A more demanding way to catch mackerel on a fly here is to work on the schools of fish when they show up in St. George Sound or the deeper waters off Apalachee Bay. The sight is a fairly common one. A flock of terns, seagulls, and other assorted shorebirds begin dipping and diving down to a surface that’s erupting in a war of attrition on a school of baitfish. The object is to get there before the frenzy stops, and then get a cast out before the boat scares them off. About the only thing you can do is set up downcurrent and wait for the fish to get to you. Tom refers to it as “cutting off the ring,” and it works, to some extent, but it takes a lot of jumping around in between the chance to take one or two casts and one or two fish.
Whatever fly you choose, a sinking fly is usually the right choice for mackerel. We were using a short piece of 40-pound-test monofilament leader and were prepared to use an 80-pound-test tippet if the fish turned out to be exceptionally large. Forty-pound leader may not seem like much protection against a mackerel’s teeth, but in almost every case the head of the fly and the knot was outside the fish’s mouth. That was especially true of the Flasher. Tom feels that the spinner blade apparently changed the dynamics of the fly–giving it additional length–and caused the fish to strike at the rear.
Perhaps the way to look at choosing a leader is to start with the premise that the fly works best without any shock tippet, and work your way up from there. It’s simply a tradeoff between the most hits and the most hookups. Another tradeoff is the heavier the leader you use, the slower the fly sinks. That’s not much of a problem in shallow water or when the fish are actively feeding on the surface in the spring. But if you’re trying to get below the baitfish carnage to the bigger fish hanging underneath, or down to the bottom of a channel, you’ll need the fly to sink as quickly as possible. In shallow water over the grassbeds, you can use a floating fly line and adjust the length of the leader to the depth you want the fly to sink. An 8-foot leader will let the fly sink a little less than eight feet. However, if there’s any kind of chop on the water, the line will rock with the surface and the fly will jig up and down on the retrieve rather than straight like a fleeing baitfish. With a sinking line, even in rough conditions, the fly will sink and stay below the chop with the line.
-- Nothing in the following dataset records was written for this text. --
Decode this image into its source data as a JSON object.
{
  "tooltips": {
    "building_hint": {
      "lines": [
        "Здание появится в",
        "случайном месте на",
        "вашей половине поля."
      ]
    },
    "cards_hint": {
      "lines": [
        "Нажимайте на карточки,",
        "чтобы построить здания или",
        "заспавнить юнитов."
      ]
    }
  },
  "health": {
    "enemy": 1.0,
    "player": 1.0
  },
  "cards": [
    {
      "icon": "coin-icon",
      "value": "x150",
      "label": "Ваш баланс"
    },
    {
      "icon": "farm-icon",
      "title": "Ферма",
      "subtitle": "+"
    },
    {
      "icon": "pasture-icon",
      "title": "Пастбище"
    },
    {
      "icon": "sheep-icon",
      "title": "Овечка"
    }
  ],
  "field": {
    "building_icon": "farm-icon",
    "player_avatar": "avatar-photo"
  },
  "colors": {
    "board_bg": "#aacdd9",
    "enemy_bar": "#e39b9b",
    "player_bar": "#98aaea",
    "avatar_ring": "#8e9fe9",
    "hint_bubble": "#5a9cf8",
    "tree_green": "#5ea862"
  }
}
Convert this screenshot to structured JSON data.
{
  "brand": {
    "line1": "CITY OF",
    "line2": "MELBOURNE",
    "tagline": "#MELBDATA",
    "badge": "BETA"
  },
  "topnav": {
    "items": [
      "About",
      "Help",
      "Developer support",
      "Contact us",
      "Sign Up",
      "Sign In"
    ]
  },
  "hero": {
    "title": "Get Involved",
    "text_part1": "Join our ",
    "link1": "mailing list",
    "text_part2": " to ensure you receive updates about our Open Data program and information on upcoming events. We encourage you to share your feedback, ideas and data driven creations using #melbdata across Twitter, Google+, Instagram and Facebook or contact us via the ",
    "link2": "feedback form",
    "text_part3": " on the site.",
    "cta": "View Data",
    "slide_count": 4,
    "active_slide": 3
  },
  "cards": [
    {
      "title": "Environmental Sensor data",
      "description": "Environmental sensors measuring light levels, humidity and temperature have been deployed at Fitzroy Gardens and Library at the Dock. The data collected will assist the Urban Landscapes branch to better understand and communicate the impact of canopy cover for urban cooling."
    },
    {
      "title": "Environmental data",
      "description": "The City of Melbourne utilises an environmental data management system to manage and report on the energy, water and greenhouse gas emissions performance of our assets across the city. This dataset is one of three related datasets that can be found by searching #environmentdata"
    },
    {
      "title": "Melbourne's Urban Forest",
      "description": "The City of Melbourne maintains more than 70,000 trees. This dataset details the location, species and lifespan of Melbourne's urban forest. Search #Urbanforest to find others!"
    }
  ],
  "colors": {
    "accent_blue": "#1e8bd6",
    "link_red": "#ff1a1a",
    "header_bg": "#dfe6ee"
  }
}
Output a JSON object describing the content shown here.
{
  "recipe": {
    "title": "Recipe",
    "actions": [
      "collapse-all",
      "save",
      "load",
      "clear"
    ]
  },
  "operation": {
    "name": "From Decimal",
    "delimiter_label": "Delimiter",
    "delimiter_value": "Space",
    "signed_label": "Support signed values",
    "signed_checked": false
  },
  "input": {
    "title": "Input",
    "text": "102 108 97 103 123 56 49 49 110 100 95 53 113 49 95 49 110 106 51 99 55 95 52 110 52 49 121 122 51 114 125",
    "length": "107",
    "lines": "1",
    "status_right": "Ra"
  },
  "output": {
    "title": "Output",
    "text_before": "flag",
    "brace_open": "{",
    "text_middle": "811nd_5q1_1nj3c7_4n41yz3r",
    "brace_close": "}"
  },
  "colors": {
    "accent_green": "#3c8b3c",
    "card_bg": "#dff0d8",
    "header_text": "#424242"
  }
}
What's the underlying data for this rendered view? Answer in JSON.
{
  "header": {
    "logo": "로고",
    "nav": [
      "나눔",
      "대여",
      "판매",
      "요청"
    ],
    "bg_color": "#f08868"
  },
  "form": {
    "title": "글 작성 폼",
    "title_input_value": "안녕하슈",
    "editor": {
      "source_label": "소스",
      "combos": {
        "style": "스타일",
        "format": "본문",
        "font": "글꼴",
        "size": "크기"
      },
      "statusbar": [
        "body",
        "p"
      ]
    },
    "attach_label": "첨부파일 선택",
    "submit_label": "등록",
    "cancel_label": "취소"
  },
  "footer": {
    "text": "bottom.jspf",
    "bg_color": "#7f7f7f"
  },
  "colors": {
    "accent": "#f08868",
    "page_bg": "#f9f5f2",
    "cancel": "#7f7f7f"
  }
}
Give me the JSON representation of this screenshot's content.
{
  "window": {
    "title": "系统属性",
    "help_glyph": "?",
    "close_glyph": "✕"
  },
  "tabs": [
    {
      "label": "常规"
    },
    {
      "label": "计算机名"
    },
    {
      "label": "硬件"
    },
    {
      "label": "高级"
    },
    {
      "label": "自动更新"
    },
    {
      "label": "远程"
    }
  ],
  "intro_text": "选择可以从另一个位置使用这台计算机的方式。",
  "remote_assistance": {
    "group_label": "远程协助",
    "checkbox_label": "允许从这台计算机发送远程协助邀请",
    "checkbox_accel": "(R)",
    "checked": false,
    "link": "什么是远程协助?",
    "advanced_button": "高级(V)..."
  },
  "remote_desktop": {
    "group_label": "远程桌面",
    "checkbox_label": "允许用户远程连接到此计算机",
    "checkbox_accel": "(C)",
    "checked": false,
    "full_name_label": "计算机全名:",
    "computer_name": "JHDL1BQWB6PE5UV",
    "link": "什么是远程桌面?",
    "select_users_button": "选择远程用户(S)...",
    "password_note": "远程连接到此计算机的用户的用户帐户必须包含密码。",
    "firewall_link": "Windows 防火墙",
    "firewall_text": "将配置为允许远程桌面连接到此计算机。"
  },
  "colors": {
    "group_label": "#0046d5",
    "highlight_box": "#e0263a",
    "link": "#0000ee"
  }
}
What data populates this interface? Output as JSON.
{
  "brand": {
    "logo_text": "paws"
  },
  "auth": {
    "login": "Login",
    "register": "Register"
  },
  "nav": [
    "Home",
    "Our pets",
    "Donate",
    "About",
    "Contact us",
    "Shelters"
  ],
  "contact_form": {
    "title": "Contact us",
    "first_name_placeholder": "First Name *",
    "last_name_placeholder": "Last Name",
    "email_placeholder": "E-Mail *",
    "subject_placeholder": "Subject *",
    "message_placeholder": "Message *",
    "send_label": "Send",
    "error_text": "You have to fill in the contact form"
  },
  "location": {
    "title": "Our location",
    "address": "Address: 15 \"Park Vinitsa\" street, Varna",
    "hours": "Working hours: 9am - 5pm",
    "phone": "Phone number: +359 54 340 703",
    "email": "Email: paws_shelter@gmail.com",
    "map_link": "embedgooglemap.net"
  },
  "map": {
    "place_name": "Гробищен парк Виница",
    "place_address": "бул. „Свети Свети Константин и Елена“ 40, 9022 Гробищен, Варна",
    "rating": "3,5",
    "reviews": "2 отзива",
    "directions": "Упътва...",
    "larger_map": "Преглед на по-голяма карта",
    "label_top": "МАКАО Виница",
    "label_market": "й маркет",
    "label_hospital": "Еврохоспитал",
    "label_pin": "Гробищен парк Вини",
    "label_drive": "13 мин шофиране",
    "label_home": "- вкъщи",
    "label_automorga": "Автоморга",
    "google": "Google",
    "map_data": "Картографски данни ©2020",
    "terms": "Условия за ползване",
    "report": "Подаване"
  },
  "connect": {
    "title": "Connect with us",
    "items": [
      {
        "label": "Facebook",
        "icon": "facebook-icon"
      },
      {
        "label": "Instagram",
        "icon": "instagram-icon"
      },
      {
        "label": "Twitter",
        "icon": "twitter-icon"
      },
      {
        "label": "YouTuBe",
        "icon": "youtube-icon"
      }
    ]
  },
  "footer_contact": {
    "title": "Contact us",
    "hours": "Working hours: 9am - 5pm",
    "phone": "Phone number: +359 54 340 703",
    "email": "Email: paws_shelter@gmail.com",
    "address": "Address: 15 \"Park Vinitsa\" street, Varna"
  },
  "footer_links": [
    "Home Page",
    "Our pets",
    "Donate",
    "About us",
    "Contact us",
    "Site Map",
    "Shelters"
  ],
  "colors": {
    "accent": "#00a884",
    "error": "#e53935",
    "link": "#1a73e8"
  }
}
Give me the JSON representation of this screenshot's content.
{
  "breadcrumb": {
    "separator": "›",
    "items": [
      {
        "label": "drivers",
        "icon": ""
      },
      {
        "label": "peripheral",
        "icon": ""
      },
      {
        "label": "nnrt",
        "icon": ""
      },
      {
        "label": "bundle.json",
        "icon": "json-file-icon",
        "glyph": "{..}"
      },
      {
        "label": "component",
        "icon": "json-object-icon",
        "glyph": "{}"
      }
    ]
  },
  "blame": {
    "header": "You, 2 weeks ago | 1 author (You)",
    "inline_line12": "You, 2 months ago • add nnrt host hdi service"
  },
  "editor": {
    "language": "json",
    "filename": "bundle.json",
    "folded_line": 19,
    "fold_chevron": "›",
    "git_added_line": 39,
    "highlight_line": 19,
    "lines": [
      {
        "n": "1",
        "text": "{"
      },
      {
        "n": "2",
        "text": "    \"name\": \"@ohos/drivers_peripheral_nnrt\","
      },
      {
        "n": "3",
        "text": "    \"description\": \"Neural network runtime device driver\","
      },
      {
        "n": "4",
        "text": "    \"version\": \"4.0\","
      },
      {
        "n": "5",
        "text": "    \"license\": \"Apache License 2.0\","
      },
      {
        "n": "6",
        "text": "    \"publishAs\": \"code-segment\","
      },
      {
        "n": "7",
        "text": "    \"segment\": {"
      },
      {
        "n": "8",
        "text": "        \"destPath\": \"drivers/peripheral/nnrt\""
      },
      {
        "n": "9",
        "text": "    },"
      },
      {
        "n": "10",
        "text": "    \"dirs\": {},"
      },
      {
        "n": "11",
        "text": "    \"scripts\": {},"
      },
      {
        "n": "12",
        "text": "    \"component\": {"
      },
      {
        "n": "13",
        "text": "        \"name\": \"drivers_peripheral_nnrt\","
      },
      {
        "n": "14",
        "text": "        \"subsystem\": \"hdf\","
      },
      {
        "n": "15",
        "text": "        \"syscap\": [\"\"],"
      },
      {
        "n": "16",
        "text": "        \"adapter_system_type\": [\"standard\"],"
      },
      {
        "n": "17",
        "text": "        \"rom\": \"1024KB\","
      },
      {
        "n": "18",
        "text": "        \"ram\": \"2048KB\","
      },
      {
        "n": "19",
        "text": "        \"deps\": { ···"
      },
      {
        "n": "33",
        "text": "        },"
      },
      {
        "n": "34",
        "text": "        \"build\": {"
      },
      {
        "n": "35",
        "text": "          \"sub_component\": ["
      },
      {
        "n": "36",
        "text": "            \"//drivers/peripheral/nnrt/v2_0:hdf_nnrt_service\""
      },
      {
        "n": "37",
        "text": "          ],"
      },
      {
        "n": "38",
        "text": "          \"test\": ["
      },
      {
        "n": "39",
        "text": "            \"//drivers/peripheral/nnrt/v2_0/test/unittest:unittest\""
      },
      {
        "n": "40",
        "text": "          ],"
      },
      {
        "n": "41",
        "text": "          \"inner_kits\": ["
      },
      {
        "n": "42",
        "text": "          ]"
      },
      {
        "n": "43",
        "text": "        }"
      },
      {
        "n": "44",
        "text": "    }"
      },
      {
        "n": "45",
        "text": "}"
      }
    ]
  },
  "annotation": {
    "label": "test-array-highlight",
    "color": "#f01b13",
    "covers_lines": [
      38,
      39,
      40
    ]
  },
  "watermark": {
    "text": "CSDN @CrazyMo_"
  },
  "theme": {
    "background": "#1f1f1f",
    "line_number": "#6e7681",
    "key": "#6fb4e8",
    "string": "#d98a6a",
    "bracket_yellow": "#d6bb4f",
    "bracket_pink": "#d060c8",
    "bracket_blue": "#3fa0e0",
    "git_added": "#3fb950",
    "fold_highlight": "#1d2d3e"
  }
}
As we started to load up that day for the trip back to the boat ramp. I noticed Tom was playing with something in the water. It turned out to be that same strip of headliner material that would forever be missing from my truck. He was waving it back and forth, “admiring its characteristics” and planning a new fly design to try next time out. If it works as well as the Flasher, with all the mackerel we have around here now, I couldn’t help but wonder how much headliner I would have left at the end of summer.